Title

Behavioral Health Care Needs, Detention-Based Care, and Criminal Recidivism at Community Reentry From Juvenile Detention: A Multisite Survival Curve Analysis

UMMS Affiliation

Department of Psychiatry, Systems and Psychosocial Advances Research Center

Date

7-1-2015

Document Type

Article

Medical Subject Headings

Adolescent; Child; Crime; Health Services Needs and Demand; Humans; Indiana; Juvenile Delinquency; Male; Mental Disorders; Mental Health Services; Prisons

Disciplines

Health Services Research | Mental and Social Health | Mental Disorders | Psychiatric and Mental Health | Psychiatry

Abstract

OBJECTIVES: We examined the provision of behavioral health services to youths detained in Indiana between 2008 and 2012 and the impact of services on recidivism.

METHOD: We obtained information about behavioral health needs, behavioral health treatment received, and recidivism within 12 months after release for 8363 adolescents (aged 12-18 years; 79.4% male). We conducted survival analyses to determine whether behavioral health services significantly affected time to recidivating.

RESULTS: Approximately 19.1% of youths had positive mental health screens, and 25.3% of all youths recidivated within 12 months after release. Of youths with positive screens, 29.2% saw a mental health clinician, 16.1% received behavioral health services during detention, and 30.0% received referrals for postdetention services. Survival analyses showed that being male, Black, and younger, and having higher scores on the substance use or irritability subscales of the screen predicted shorter time to recidivism.
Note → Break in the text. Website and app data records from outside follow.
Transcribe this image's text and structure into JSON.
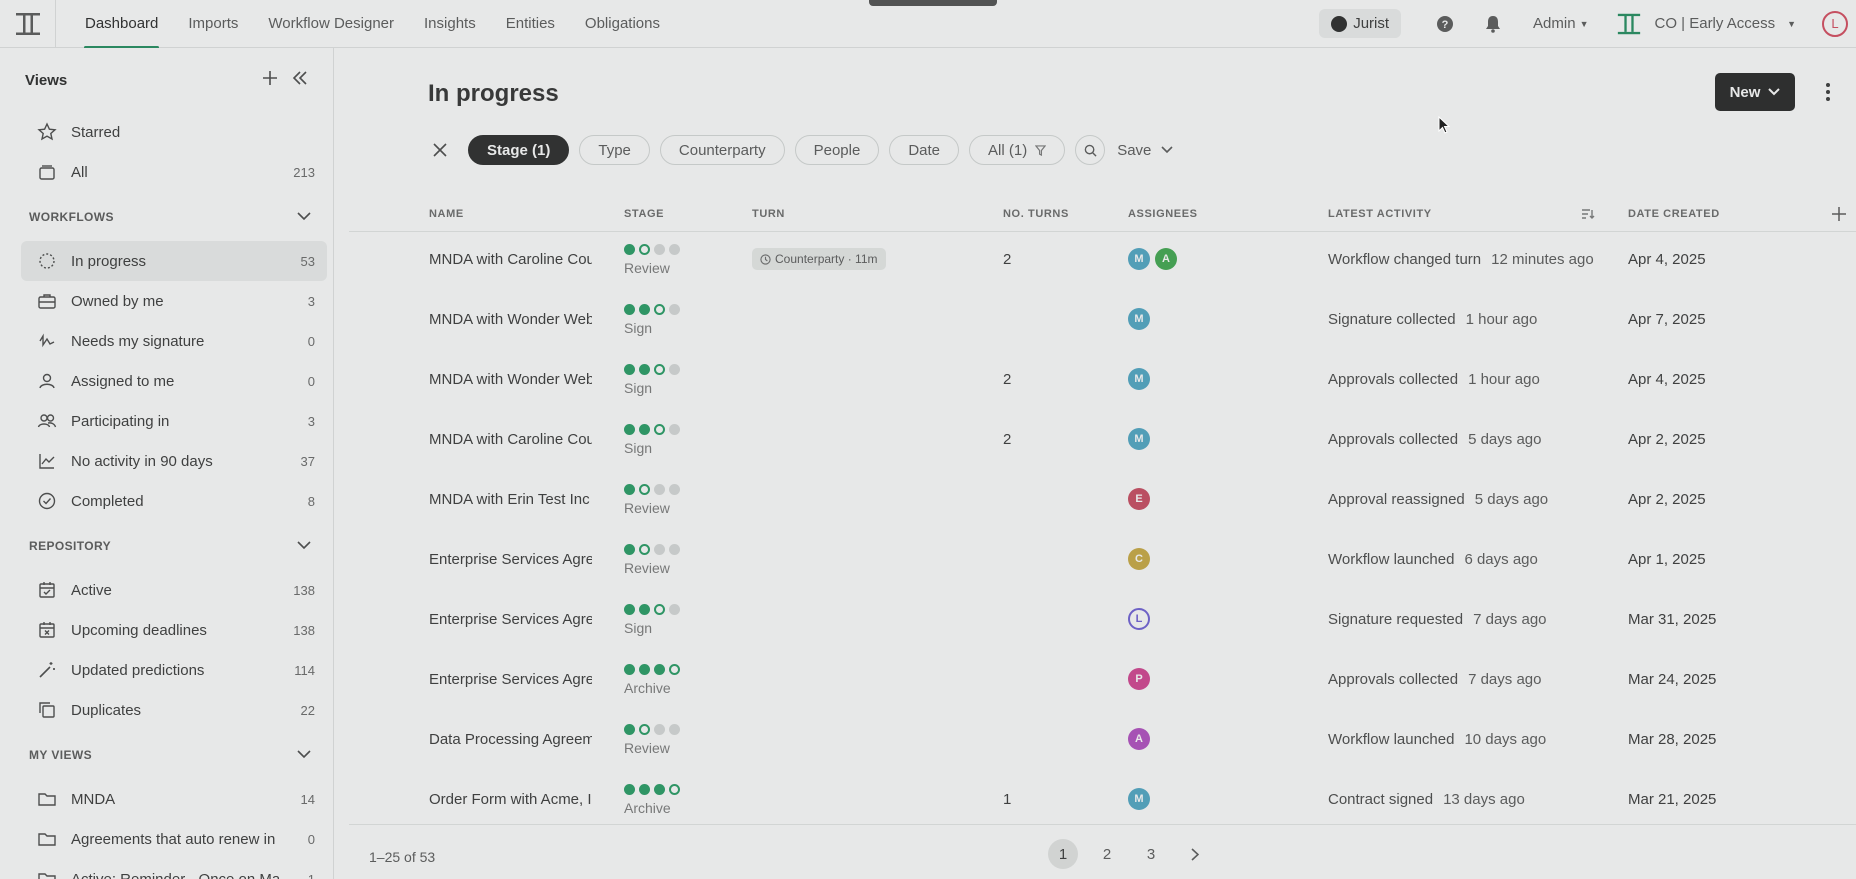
{
  "nav": {
    "links": [
      "Dashboard",
      "Imports",
      "Workflow Designer",
      "Insights",
      "Entities",
      "Obligations"
    ],
    "jurist_label": "Jurist",
    "admin_label": "Admin",
    "org_label": "CO | Early Access",
    "user_initial": "L"
  },
  "sidebar": {
    "title": "Views",
    "top_items": [
      {
        "label": "Starred",
        "count": "",
        "icon": "star-icon"
      },
      {
        "label": "All",
        "count": "213",
        "icon": "folder-stack-icon"
      }
    ],
    "sections": [
      {
        "title": "WORKFLOWS",
        "items": [
          {
            "label": "In progress",
            "count": "53",
            "icon": "dashed-circle-icon",
            "selected": true
          },
          {
            "label": "Owned by me",
            "count": "3",
            "icon": "briefcase-icon"
          },
          {
            "label": "Needs my signature",
            "count": "0",
            "icon": "signature-icon"
          },
          {
            "label": "Assigned to me",
            "count": "0",
            "icon": "person-icon"
          },
          {
            "label": "Participating in",
            "count": "3",
            "icon": "people-icon"
          },
          {
            "label": "No activity in 90 days",
            "count": "37",
            "icon": "chart-line-icon"
          },
          {
            "label": "Completed",
            "count": "8",
            "icon": "check-circle-icon"
          }
        ]
      },
      {
        "title": "REPOSITORY",
        "items": [
          {
            "label": "Active",
            "count": "138",
            "icon": "calendar-check-icon"
          },
          {
            "label": "Upcoming deadlines",
            "count": "138",
            "icon": "calendar-x-icon"
          },
          {
            "label": "Updated predictions",
            "count": "114",
            "icon": "magic-wand-icon"
          },
          {
            "label": "Duplicates",
            "count": "22",
            "icon": "copy-icon"
          }
        ]
      },
      {
        "title": "MY VIEWS",
        "items": [
          {
            "label": "MNDA",
            "count": "14",
            "icon": "folder-icon"
          },
          {
            "label": "Agreements that auto renew in",
            "count": "0",
            "icon": "folder-icon"
          },
          {
            "label": "Active: Reminder - Once on Ma",
            "count": "1",
            "icon": "folder-icon"
          }
        ]
      }
    ]
  },
  "main": {
    "title": "In progress",
    "new_button": "New",
    "filters": [
      "Stage (1)",
      "Type",
      "Counterparty",
      "People",
      "Date",
      "All (1)"
    ],
    "save_label": "Save",
    "columns": [
      "NAME",
      "STAGE",
      "TURN",
      "NO. TURNS",
      "ASSIGNEES",
      "LATEST ACTIVITY",
      "DATE CREATED"
    ],
    "rows": [
      {
        "name": "MNDA with Caroline Cou",
        "stage": "Review",
        "dots": [
          "f",
          "o",
          "e",
          "e"
        ],
        "turn": "Counterparty · 11m",
        "turns": "2",
        "assignees": [
          {
            "i": "M",
            "c": "#4aa5c4"
          },
          {
            "i": "A",
            "c": "#3aa64a"
          }
        ],
        "activity": "Workflow changed turn",
        "ago": "12 minutes ago",
        "created": "Apr 4, 2025"
      },
      {
        "name": "MNDA with Wonder Web,",
        "stage": "Sign",
        "dots": [
          "f",
          "f",
          "o",
          "e"
        ],
        "turn": "",
        "turns": "",
        "assignees": [
          {
            "i": "M",
            "c": "#4aa5c4"
          }
        ],
        "activity": "Signature collected",
        "ago": "1 hour ago",
        "created": "Apr 7, 2025"
      },
      {
        "name": "MNDA with Wonder Web,",
        "stage": "Sign",
        "dots": [
          "f",
          "f",
          "o",
          "e"
        ],
        "turn": "",
        "turns": "2",
        "assignees": [
          {
            "i": "M",
            "c": "#4aa5c4"
          }
        ],
        "activity": "Approvals collected",
        "ago": "1 hour ago",
        "created": "Apr 4, 2025"
      },
      {
        "name": "MNDA with Caroline Cou",
        "stage": "Sign",
        "dots": [
          "f",
          "f",
          "o",
          "e"
        ],
        "turn": "",
        "turns": "2",
        "assignees": [
          {
            "i": "M",
            "c": "#4aa5c4"
          }
        ],
        "activity": "Approvals collected",
        "ago": "5 days ago",
        "created": "Apr 2, 2025"
      },
      {
        "name": "MNDA with Erin Test Inc",
        "stage": "Review",
        "dots": [
          "f",
          "o",
          "e",
          "e"
        ],
        "turn": "",
        "turns": "",
        "assignees": [
          {
            "i": "E",
            "c": "#c9455c"
          }
        ],
        "activity": "Approval reassigned",
        "ago": "5 days ago",
        "created": "Apr 2, 2025"
      },
      {
        "name": "Enterprise Services Agre",
        "stage": "Review",
        "dots": [
          "f",
          "o",
          "e",
          "e"
        ],
        "turn": "",
        "turns": "",
        "assignees": [
          {
            "i": "C",
            "c": "#c9a83c"
          }
        ],
        "activity": "Workflow launched",
        "ago": "6 days ago",
        "created": "Apr 1, 2025"
      },
      {
        "name": "Enterprise Services Agre",
        "stage": "Sign",
        "dots": [
          "f",
          "f",
          "o",
          "e"
        ],
        "turn": "",
        "turns": "",
        "assignees": [
          {
            "i": "L",
            "c": "outline"
          }
        ],
        "activity": "Signature requested",
        "ago": "7 days ago",
        "created": "Mar 31, 2025"
      },
      {
        "name": "Enterprise Services Agre",
        "stage": "Archive",
        "dots": [
          "f",
          "f",
          "f",
          "o"
        ],
        "turn": "",
        "turns": "",
        "assignees": [
          {
            "i": "P",
            "c": "#d23d8e"
          }
        ],
        "activity": "Approvals collected",
        "ago": "7 days ago",
        "created": "Mar 24, 2025"
      },
      {
        "name": "Data Processing Agreem",
        "stage": "Review",
        "dots": [
          "f",
          "o",
          "e",
          "e"
        ],
        "turn": "",
        "turns": "",
        "assignees": [
          {
            "i": "A",
            "c": "#b048c0"
          }
        ],
        "activity": "Workflow launched",
        "ago": "10 days ago",
        "created": "Mar 28, 2025"
      },
      {
        "name": "Order Form with Acme, Ir",
        "stage": "Archive",
        "dots": [
          "f",
          "f",
          "f",
          "o"
        ],
        "turn": "",
        "turns": "1",
        "assignees": [
          {
            "i": "M",
            "c": "#4aa5c4"
          }
        ],
        "activity": "Contract signed",
        "ago": "13 days ago",
        "created": "Mar 21, 2025"
      }
    ],
    "range_text": "1–25 of 53",
    "pages": [
      "1",
      "2",
      "3"
    ]
  }
}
Receiving a behavior precaution, behavioral health services in detention, or an assessment in the community also predicted shorter time to recidivating.

CONCLUSIONS: Findings support previous research showing that behavioral health problems are related to recidivism and that Black males are disproportionately rearrested after detention.

Rights and Permissions

Citation: Am J Public Health. 2015 Jul;105(7):1372-8. doi: 10.2105/AJPH.2014.302529. Epub 2015 May 14. Link to article on publisher's site

Related Resources

Link to Article in PubMed

PubMed ID

25973804